=== INPUT DATA ===
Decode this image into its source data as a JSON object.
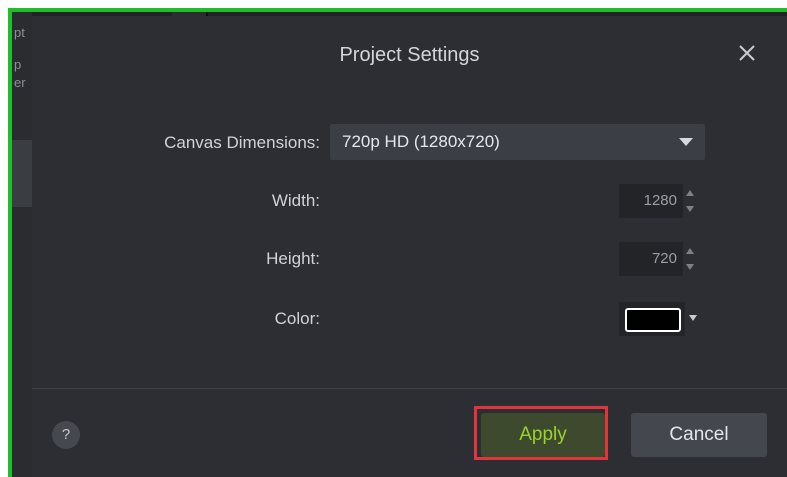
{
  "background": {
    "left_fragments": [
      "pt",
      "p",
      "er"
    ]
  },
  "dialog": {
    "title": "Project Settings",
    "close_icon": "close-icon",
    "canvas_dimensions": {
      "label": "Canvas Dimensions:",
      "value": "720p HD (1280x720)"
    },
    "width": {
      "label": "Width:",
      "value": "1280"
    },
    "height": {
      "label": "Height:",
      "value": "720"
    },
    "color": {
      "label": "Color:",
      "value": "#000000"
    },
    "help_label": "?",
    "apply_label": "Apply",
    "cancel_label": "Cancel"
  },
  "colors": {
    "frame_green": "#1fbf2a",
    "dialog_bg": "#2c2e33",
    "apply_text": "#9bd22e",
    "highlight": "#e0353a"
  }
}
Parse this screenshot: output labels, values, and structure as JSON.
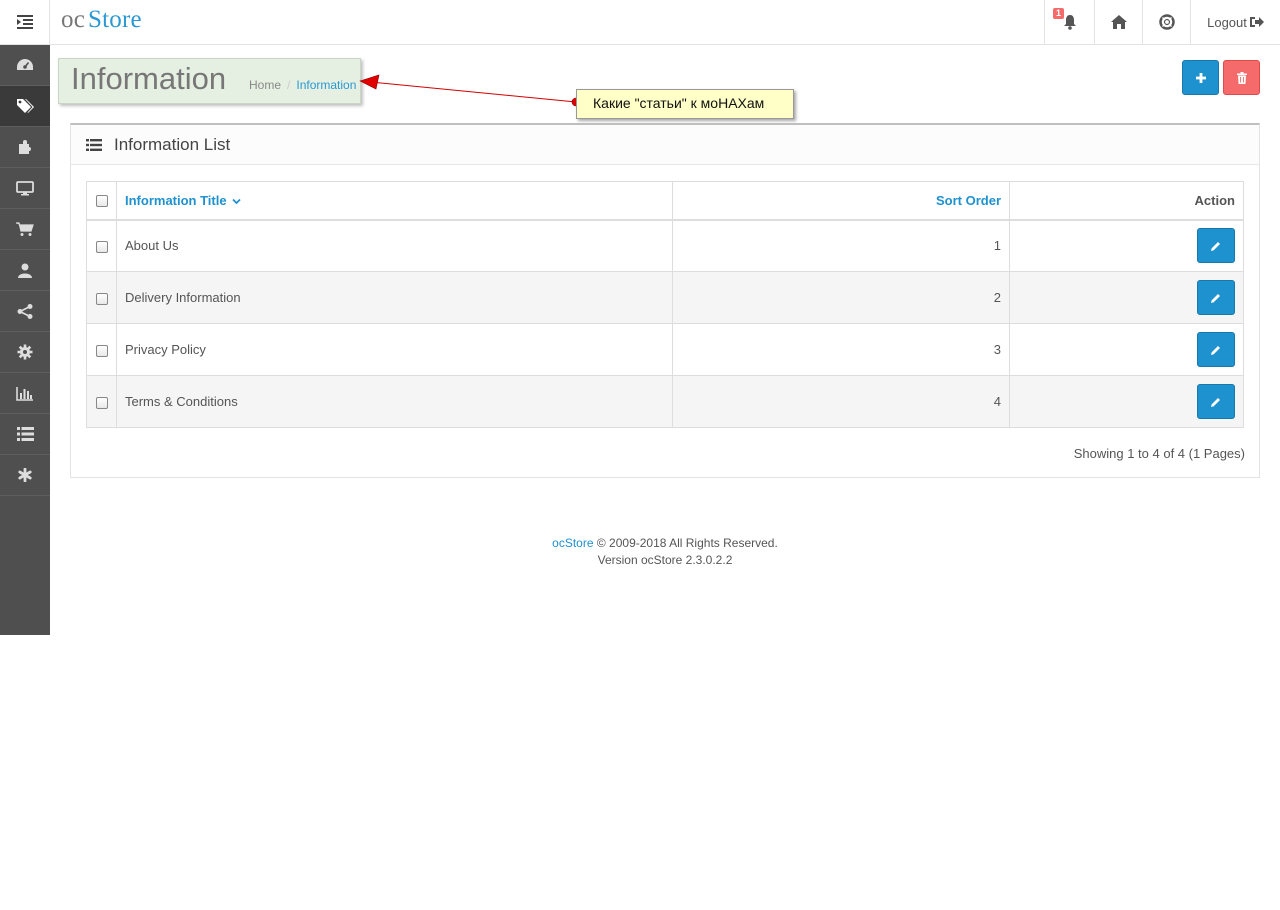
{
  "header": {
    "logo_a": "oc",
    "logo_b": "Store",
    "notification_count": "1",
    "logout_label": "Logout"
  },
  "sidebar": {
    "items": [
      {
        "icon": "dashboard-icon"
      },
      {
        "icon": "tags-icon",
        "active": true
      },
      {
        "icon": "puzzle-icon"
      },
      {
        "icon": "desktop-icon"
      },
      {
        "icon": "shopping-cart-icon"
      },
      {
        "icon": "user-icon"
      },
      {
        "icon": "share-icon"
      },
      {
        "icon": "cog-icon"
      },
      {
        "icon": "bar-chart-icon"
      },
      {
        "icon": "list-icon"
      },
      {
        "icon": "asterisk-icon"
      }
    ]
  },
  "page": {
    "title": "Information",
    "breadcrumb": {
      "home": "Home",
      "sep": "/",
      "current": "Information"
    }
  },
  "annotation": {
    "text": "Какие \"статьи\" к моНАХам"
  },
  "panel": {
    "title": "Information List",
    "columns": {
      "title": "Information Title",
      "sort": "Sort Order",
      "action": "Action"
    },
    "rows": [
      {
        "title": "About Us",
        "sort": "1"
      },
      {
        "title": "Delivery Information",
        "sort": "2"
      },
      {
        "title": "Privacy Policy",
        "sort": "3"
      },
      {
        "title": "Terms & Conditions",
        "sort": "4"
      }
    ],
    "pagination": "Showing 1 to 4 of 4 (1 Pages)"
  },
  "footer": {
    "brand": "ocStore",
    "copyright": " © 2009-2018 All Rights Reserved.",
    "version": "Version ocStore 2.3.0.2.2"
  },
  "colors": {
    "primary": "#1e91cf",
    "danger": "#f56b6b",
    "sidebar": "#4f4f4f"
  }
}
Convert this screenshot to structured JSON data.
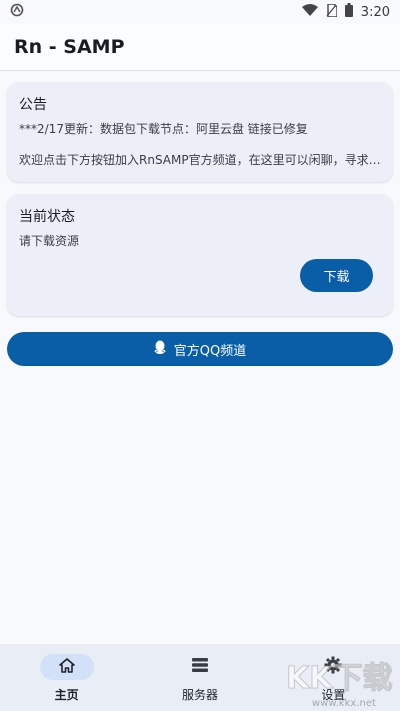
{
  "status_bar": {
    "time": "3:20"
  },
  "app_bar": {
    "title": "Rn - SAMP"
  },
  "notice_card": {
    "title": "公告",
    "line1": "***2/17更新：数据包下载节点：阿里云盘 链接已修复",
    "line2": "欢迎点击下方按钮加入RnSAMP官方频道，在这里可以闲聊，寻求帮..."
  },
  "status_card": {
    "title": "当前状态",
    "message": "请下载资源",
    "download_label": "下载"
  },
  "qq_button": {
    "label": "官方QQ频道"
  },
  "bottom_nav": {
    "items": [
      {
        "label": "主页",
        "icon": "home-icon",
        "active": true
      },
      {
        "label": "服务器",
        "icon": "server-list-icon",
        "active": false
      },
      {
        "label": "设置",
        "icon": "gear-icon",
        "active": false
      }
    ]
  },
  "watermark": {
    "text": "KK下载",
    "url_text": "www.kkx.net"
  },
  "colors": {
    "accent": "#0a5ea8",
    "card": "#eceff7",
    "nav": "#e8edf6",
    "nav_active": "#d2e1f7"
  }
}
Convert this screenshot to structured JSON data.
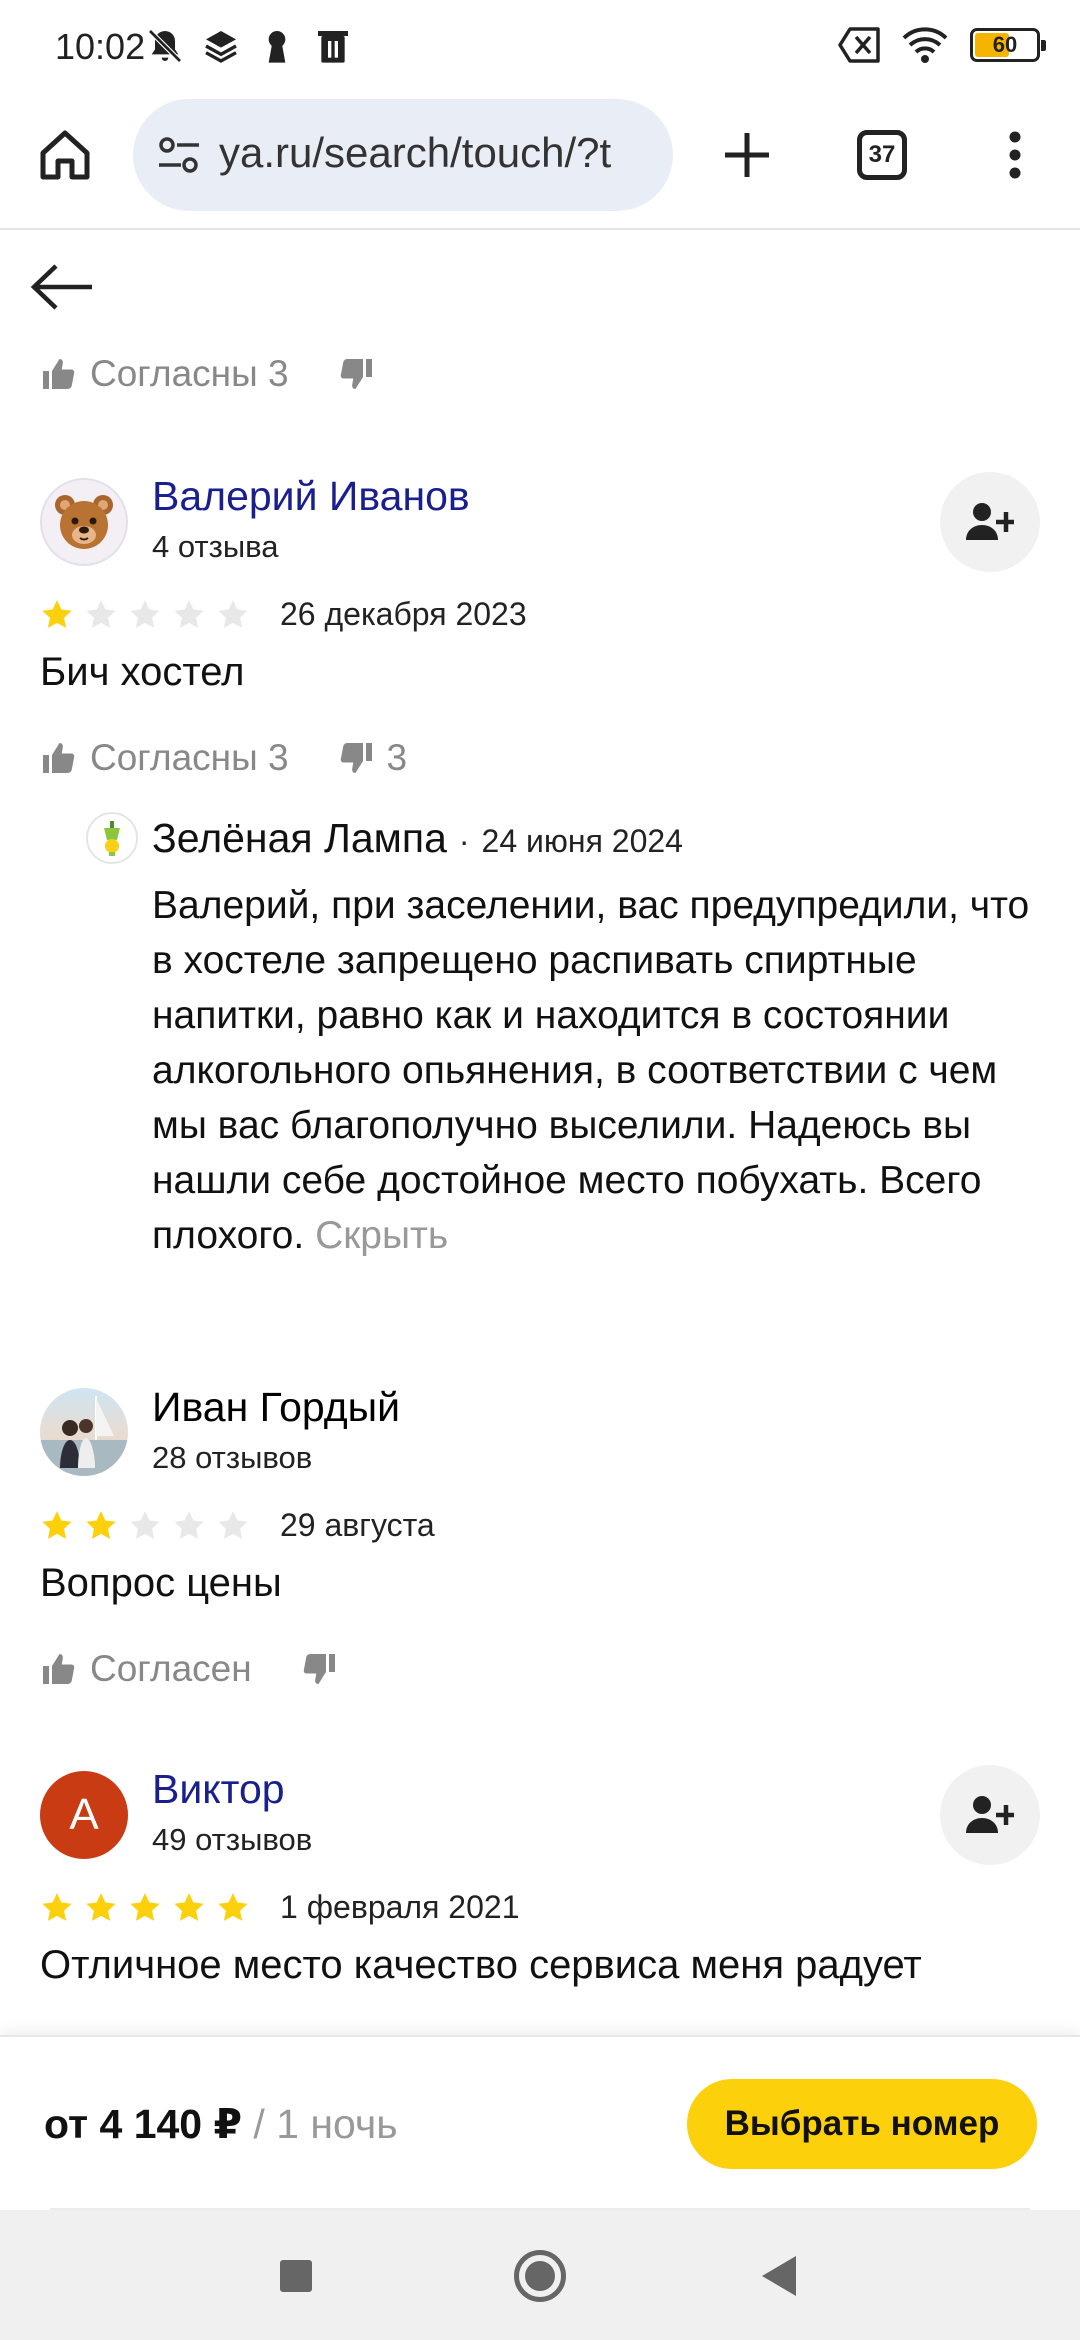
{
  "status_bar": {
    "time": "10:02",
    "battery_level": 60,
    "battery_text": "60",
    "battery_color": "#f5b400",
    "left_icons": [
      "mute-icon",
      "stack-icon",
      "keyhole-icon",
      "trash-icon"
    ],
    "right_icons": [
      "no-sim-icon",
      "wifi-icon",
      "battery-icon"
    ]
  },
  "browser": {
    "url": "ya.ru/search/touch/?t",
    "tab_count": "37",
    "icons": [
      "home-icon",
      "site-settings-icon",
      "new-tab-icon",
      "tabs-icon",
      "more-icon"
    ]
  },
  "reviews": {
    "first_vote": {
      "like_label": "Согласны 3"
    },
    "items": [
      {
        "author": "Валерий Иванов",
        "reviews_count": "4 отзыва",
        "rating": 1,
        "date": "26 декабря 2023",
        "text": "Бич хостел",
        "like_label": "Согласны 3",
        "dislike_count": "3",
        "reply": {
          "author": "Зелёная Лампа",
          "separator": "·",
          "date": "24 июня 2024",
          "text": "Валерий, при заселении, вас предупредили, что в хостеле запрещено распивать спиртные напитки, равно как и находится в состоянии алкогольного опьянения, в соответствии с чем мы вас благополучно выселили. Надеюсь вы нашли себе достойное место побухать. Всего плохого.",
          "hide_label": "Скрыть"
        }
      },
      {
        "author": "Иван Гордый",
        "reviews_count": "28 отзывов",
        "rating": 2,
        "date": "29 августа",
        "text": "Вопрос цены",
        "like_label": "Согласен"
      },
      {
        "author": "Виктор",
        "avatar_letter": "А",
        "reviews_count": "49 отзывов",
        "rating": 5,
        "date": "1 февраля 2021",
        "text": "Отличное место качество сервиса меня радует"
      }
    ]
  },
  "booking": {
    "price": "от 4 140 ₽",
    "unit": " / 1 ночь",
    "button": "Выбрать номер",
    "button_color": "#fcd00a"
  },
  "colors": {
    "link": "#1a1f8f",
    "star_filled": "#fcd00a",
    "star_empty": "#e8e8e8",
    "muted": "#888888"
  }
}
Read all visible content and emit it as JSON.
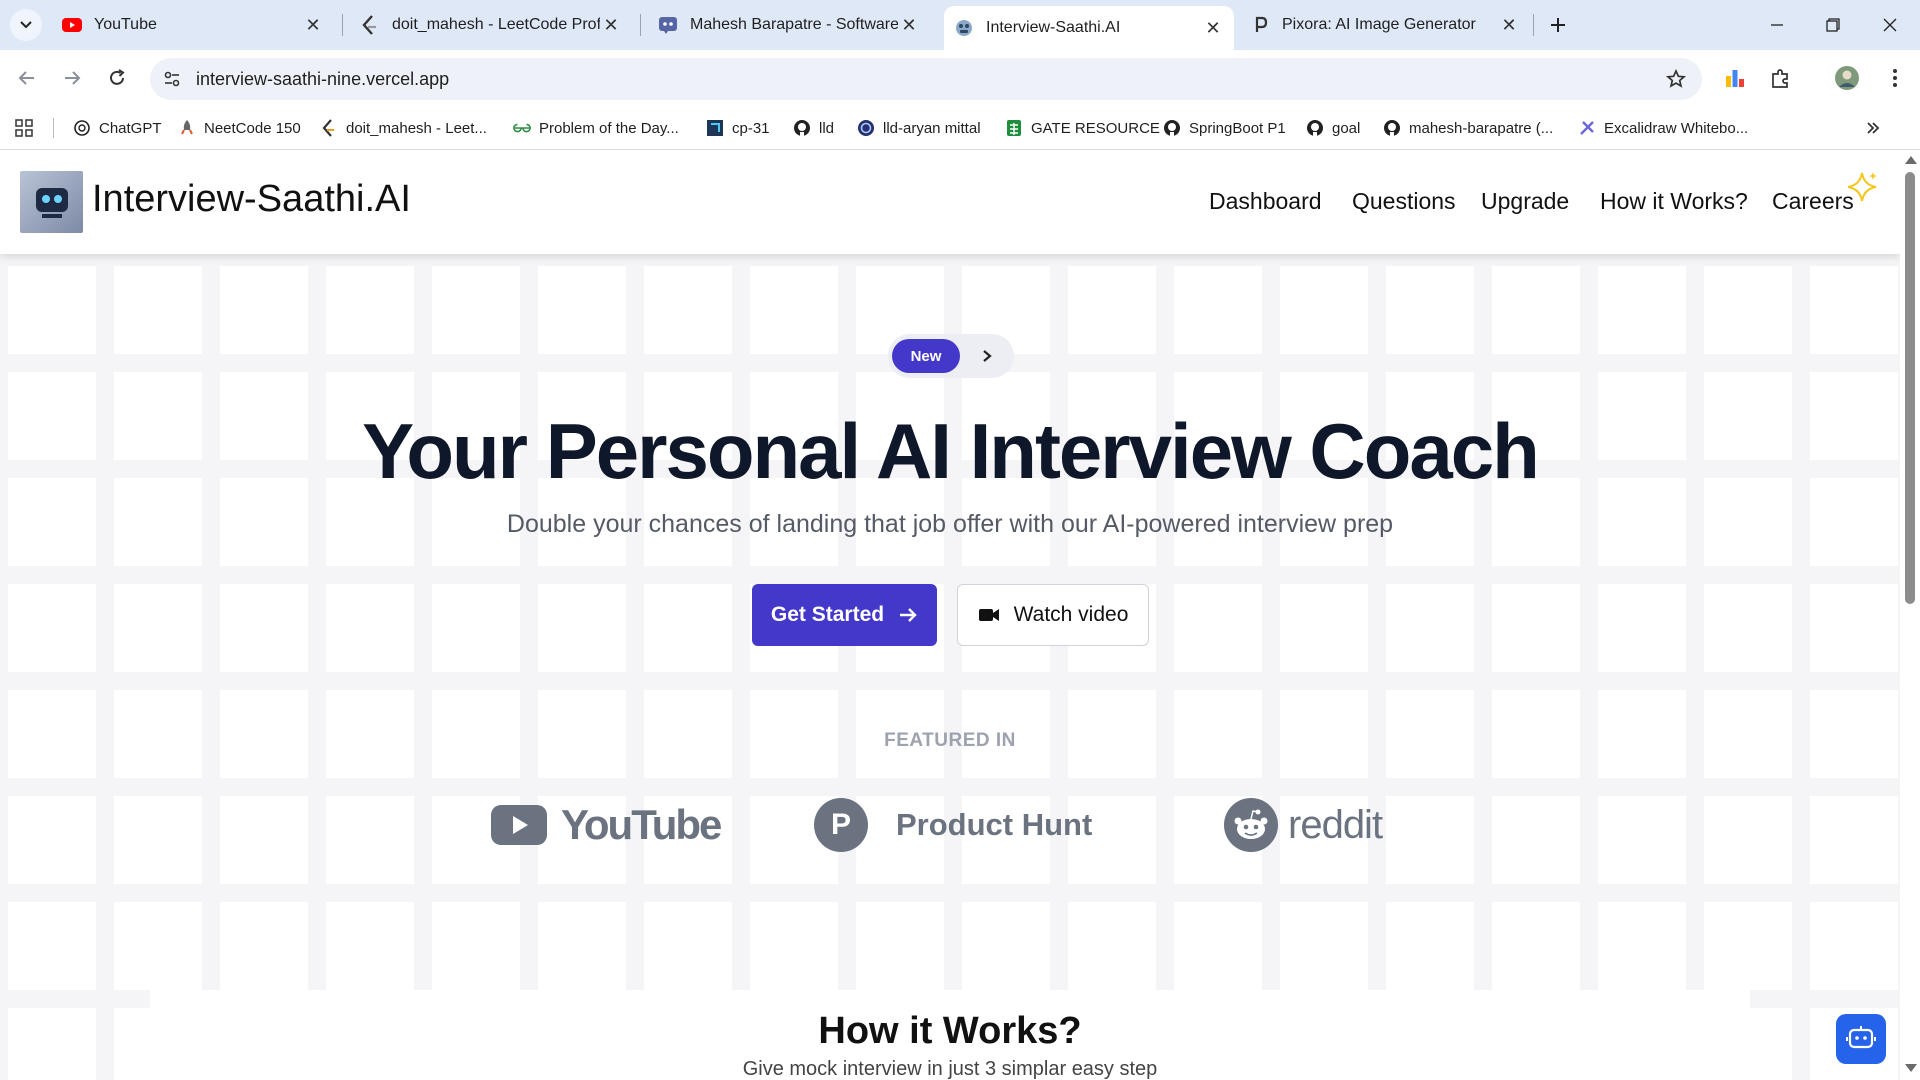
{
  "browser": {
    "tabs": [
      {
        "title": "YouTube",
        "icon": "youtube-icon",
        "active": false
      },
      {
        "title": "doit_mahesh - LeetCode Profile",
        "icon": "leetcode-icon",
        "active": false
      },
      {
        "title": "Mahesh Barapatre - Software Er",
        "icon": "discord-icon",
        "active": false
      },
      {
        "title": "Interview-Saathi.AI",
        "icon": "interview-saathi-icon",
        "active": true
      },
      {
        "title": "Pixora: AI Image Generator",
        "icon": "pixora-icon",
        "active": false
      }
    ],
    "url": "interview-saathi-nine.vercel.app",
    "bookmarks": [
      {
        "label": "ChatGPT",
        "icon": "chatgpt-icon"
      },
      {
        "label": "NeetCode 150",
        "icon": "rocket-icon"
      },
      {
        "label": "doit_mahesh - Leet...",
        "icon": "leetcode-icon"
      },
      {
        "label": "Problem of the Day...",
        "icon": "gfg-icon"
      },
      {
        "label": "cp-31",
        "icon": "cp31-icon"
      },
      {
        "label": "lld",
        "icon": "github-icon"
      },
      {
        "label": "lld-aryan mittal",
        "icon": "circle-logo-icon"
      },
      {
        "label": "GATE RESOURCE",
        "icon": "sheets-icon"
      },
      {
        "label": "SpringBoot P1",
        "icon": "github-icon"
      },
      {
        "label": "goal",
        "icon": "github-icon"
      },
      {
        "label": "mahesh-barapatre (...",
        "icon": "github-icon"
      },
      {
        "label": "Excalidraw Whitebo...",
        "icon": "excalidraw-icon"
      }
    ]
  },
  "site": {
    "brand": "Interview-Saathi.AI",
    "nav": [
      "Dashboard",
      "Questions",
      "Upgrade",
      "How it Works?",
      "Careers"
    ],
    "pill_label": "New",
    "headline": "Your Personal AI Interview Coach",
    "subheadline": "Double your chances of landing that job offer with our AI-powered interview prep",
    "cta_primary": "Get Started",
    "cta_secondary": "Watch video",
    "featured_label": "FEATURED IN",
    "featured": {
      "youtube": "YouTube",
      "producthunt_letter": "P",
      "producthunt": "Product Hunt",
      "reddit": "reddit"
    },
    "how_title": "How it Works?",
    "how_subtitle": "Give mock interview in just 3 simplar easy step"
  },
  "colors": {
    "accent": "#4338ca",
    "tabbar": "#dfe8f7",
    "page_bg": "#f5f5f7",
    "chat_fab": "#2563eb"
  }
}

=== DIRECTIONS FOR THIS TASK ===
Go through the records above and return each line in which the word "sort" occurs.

=== EXERCISE SOLUTION ===
      "sort": "Sort Order",
        "sort": "1"
        "sort": "2"
        "sort": "3"
        "sort": "4"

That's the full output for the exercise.